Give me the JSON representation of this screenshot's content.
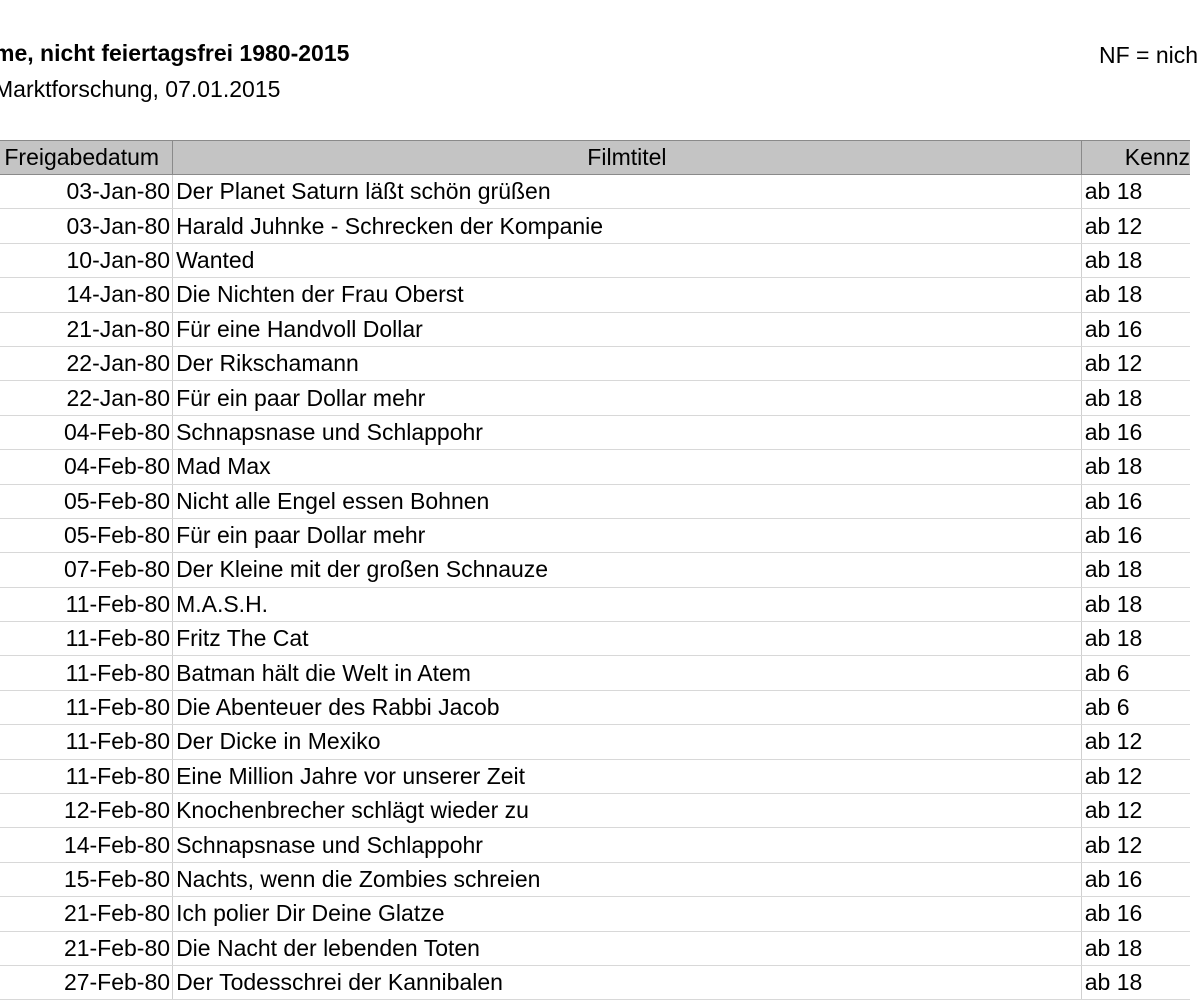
{
  "header": {
    "title": "me, nicht feiertagsfrei 1980-2015",
    "subtitle": "Marktforschung, 07.01.2015",
    "note": "NF = nich"
  },
  "table": {
    "columns": [
      "Freigabedatum",
      "Filmtitel",
      "Kennz"
    ],
    "rows": [
      {
        "date": "03-Jan-80",
        "title": "Der Planet Saturn läßt schön grüßen",
        "rating": "ab 18"
      },
      {
        "date": "03-Jan-80",
        "title": "Harald Juhnke - Schrecken der Kompanie",
        "rating": "ab 12"
      },
      {
        "date": "10-Jan-80",
        "title": "Wanted",
        "rating": "ab 18"
      },
      {
        "date": "14-Jan-80",
        "title": "Die Nichten der Frau Oberst",
        "rating": "ab 18"
      },
      {
        "date": "21-Jan-80",
        "title": "Für eine Handvoll Dollar",
        "rating": "ab 16"
      },
      {
        "date": "22-Jan-80",
        "title": "Der Rikschamann",
        "rating": "ab 12"
      },
      {
        "date": "22-Jan-80",
        "title": "Für ein paar Dollar mehr",
        "rating": "ab 18"
      },
      {
        "date": "04-Feb-80",
        "title": "Schnapsnase und Schlappohr",
        "rating": "ab 16"
      },
      {
        "date": "04-Feb-80",
        "title": "Mad Max",
        "rating": "ab 18"
      },
      {
        "date": "05-Feb-80",
        "title": "Nicht alle Engel essen Bohnen",
        "rating": "ab 16"
      },
      {
        "date": "05-Feb-80",
        "title": "Für ein paar Dollar mehr",
        "rating": "ab 16"
      },
      {
        "date": "07-Feb-80",
        "title": "Der Kleine mit der großen Schnauze",
        "rating": "ab 18"
      },
      {
        "date": "11-Feb-80",
        "title": "M.A.S.H.",
        "rating": "ab 18"
      },
      {
        "date": "11-Feb-80",
        "title": "Fritz The Cat",
        "rating": "ab 18"
      },
      {
        "date": "11-Feb-80",
        "title": "Batman hält die Welt in Atem",
        "rating": "ab 6"
      },
      {
        "date": "11-Feb-80",
        "title": "Die Abenteuer des Rabbi Jacob",
        "rating": "ab 6"
      },
      {
        "date": "11-Feb-80",
        "title": "Der Dicke in Mexiko",
        "rating": "ab 12"
      },
      {
        "date": "11-Feb-80",
        "title": "Eine Million Jahre vor unserer Zeit",
        "rating": "ab 12"
      },
      {
        "date": "12-Feb-80",
        "title": "Knochenbrecher schlägt wieder zu",
        "rating": "ab 12"
      },
      {
        "date": "14-Feb-80",
        "title": "Schnapsnase und Schlappohr",
        "rating": "ab 12"
      },
      {
        "date": "15-Feb-80",
        "title": "Nachts, wenn die Zombies schreien",
        "rating": "ab 16"
      },
      {
        "date": "21-Feb-80",
        "title": "Ich polier Dir Deine Glatze",
        "rating": "ab 16"
      },
      {
        "date": "21-Feb-80",
        "title": "Die Nacht der lebenden Toten",
        "rating": "ab 18"
      },
      {
        "date": "27-Feb-80",
        "title": "Der Todesschrei der Kannibalen",
        "rating": "ab 18"
      }
    ]
  }
}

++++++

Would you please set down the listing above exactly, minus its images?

■ **RESPONSE FOR THIS EXERCISE**
Give me the JSON representation of this screenshot's content.
{
  "header": {
    "title": "me, nicht feiertagsfrei 1980-2015",
    "subtitle": "Marktforschung, 07.01.2015",
    "note": "NF = nich"
  },
  "table": {
    "columns": [
      "Freigabedatum",
      "Filmtitel",
      "Kennz"
    ],
    "rows": [
      {
        "date": "03-Jan-80",
        "title": "Der Planet Saturn läßt schön grüßen",
        "rating": "ab 18"
      },
      {
        "date": "03-Jan-80",
        "title": "Harald Juhnke - Schrecken der Kompanie",
        "rating": "ab 12"
      },
      {
        "date": "10-Jan-80",
        "title": "Wanted",
        "rating": "ab 18"
      },
      {
        "date": "14-Jan-80",
        "title": "Die Nichten der Frau Oberst",
        "rating": "ab 18"
      },
      {
        "date": "21-Jan-80",
        "title": "Für eine Handvoll Dollar",
        "rating": "ab 16"
      },
      {
        "date": "22-Jan-80",
        "title": "Der Rikschamann",
        "rating": "ab 12"
      },
      {
        "date": "22-Jan-80",
        "title": "Für ein paar Dollar mehr",
        "rating": "ab 18"
      },
      {
        "date": "04-Feb-80",
        "title": "Schnapsnase und Schlappohr",
        "rating": "ab 16"
      },
      {
        "date": "04-Feb-80",
        "title": "Mad Max",
        "rating": "ab 18"
      },
      {
        "date": "05-Feb-80",
        "title": "Nicht alle Engel essen Bohnen",
        "rating": "ab 16"
      },
      {
        "date": "05-Feb-80",
        "title": "Für ein paar Dollar mehr",
        "rating": "ab 16"
      },
      {
        "date": "07-Feb-80",
        "title": "Der Kleine mit der großen Schnauze",
        "rating": "ab 18"
      },
      {
        "date": "11-Feb-80",
        "title": "M.A.S.H.",
        "rating": "ab 18"
      },
      {
        "date": "11-Feb-80",
        "title": "Fritz The Cat",
        "rating": "ab 18"
      },
      {
        "date": "11-Feb-80",
        "title": "Batman hält die Welt in Atem",
        "rating": "ab 6"
      },
      {
        "date": "11-Feb-80",
        "title": "Die Abenteuer des Rabbi Jacob",
        "rating": "ab 6"
      },
      {
        "date": "11-Feb-80",
        "title": "Der Dicke in Mexiko",
        "rating": "ab 12"
      },
      {
        "date": "11-Feb-80",
        "title": "Eine Million Jahre vor unserer Zeit",
        "rating": "ab 12"
      },
      {
        "date": "12-Feb-80",
        "title": "Knochenbrecher schlägt wieder zu",
        "rating": "ab 12"
      },
      {
        "date": "14-Feb-80",
        "title": "Schnapsnase und Schlappohr",
        "rating": "ab 12"
      },
      {
        "date": "15-Feb-80",
        "title": "Nachts, wenn die Zombies schreien",
        "rating": "ab 16"
      },
      {
        "date": "21-Feb-80",
        "title": "Ich polier Dir Deine Glatze",
        "rating": "ab 16"
      },
      {
        "date": "21-Feb-80",
        "title": "Die Nacht der lebenden Toten",
        "rating": "ab 18"
      },
      {
        "date": "27-Feb-80",
        "title": "Der Todesschrei der Kannibalen",
        "rating": "ab 18"
      }
    ]
  }
}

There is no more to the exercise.